One type of player the organization will not have in Rochester is a high end forward prospect that they’ve drafted. That’s a sign there’s still a depth issue.

The key to any successful hockey season is goaltending and we’ll likely find out during the first day of free agency who will that will be. The Sabres need a #3 goalie in the organization while they wait for Ukko-Pekka Luukkonen to return to health following off season hip surgery and see if he’s the next top prospect.

One undrafted player signed by Buffalo that is not expected to play in Rochester is Arttu Ruotsalainen out of Finland. He’ll be at Sabres training camp but if he doesn’t make the opening night roster he’ll return to Finland. [ Story on Ruotsalainen ]

Heading into the third season of the Jason Botterill era the foundation is set with culture, standards, and expectations. Season one was assembling a new roster, learning to win, and making the playoffs. Season two was to be an elite playoff team which as mentioned they fell short of.

Two seasons of missing the playoffs in Buffalo and two seasons of being swept in the first round in Rochester is to be blunt pretty miserable. The pressure is on everyone from management level to the coaching staffs to return both teams to the post season and start winning playoff games.

It’s July 1 and the foundations are set. Is the roster set? No, it’s not. It’s also only July 1 and there’s a lot of time before the season starts on October 4.

To keep track of the roster throughout the summer keep the following page bookmarked and follow @LetsGoAmerks on Twitter.


Looking ahead two potential undrafted players we could see at the end of the season are Josh Passolt and Dawson Dipietro who have played at Western Michigan University. Sexton said that Passolt and Dipietro are two players that they’ve been tracking for a while. With a development camp invite for both of them they can fall under the future category of developed. Defenseman Mattias Samuelsson was drafted 32nd overall in the second round of the 2018 draft and also plays at Western Michigan which is no coincidence.

Brett Murray is another player that was at development camp and is likely returning to college for another season.

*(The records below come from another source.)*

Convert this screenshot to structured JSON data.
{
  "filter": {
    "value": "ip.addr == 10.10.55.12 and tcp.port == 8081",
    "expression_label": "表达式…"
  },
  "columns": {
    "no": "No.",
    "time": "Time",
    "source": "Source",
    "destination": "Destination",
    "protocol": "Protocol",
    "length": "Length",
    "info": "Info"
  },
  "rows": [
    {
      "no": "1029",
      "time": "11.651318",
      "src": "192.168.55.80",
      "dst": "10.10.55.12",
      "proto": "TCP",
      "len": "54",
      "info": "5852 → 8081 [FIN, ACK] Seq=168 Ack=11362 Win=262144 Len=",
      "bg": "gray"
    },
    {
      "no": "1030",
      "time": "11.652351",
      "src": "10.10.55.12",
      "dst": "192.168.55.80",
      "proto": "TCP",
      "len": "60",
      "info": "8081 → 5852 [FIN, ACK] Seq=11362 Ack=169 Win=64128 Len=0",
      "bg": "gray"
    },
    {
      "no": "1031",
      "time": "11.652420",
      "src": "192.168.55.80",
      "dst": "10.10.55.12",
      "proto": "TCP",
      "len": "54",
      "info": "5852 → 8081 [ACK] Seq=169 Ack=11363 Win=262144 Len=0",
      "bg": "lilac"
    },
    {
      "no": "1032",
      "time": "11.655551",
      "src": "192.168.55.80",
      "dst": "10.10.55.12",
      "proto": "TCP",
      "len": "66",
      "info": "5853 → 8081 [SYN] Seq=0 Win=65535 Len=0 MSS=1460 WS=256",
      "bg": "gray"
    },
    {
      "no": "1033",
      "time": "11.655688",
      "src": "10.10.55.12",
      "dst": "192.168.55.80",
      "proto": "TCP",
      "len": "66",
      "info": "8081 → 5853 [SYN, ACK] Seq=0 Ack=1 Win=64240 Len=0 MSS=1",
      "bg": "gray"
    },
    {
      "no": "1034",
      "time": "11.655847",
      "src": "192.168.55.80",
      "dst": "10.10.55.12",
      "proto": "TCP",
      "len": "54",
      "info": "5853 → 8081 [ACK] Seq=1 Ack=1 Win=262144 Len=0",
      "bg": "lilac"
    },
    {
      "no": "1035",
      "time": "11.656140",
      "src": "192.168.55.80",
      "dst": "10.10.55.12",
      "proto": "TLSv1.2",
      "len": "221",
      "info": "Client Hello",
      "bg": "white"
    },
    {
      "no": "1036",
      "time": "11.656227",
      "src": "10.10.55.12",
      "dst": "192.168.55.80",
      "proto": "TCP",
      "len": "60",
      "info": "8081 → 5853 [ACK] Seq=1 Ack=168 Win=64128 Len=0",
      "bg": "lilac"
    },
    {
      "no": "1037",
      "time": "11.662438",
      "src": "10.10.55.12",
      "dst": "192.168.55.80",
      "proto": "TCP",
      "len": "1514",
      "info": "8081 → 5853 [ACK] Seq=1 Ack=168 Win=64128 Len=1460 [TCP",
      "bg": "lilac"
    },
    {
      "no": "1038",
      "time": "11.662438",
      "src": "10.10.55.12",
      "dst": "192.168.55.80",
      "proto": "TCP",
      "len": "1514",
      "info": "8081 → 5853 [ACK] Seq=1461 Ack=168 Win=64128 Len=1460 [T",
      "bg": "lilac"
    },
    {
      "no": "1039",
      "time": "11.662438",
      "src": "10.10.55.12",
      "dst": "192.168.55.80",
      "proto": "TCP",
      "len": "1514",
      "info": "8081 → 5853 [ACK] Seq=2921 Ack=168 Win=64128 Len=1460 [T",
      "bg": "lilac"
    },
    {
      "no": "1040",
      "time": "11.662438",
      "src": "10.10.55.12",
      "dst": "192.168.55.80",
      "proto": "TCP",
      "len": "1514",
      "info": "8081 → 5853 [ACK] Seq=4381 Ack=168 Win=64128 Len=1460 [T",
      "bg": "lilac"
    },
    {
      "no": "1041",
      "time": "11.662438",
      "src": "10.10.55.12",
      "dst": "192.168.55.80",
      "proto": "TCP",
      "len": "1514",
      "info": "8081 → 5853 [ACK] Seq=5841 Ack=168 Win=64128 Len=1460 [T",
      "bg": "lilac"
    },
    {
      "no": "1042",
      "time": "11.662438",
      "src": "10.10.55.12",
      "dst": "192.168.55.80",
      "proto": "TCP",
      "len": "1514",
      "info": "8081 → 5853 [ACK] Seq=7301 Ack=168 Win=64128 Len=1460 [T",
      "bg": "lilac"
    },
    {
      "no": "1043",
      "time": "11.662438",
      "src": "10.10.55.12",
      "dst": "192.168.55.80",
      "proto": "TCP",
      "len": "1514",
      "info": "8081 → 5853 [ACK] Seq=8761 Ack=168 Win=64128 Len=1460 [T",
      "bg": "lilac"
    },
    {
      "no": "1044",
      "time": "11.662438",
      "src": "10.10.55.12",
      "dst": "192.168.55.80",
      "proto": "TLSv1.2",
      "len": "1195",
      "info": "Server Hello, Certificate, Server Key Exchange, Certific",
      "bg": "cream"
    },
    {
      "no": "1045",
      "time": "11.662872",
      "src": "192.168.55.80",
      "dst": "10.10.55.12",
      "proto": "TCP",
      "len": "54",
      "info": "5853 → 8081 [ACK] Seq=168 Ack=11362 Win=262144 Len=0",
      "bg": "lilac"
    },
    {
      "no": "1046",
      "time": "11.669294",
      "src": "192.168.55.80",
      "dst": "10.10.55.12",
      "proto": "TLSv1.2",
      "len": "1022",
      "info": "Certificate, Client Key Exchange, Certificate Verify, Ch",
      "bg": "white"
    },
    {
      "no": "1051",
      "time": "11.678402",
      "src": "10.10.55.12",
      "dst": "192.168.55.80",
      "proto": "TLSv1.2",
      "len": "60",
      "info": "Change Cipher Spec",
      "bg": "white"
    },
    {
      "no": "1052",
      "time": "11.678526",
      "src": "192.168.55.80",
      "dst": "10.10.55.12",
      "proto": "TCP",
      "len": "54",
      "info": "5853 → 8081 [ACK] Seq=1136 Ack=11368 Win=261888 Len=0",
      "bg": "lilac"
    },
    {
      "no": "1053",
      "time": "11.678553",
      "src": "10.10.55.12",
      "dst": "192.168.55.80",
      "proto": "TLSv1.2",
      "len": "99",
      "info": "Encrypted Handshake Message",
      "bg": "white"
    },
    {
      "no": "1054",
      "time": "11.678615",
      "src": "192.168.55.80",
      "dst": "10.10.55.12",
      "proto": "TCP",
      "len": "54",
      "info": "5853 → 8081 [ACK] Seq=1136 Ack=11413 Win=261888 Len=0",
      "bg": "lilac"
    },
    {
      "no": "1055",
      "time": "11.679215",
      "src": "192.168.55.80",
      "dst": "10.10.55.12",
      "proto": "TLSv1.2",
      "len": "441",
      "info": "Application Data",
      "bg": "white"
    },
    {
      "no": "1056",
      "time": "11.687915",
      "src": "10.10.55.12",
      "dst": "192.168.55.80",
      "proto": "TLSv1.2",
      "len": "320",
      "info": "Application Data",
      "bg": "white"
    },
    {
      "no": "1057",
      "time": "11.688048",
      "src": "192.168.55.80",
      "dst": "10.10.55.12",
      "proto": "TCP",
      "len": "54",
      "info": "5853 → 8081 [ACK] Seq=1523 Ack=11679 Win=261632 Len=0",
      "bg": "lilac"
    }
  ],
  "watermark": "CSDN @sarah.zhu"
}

His window is closing

Marcus Davidsson (2017 2nd round draft pick) plans to play one more season in Sweden before making the move to North America.

Matej Pekar (2018 4th round draft pick) is expected to return to juniors where he has one more season of eligibility.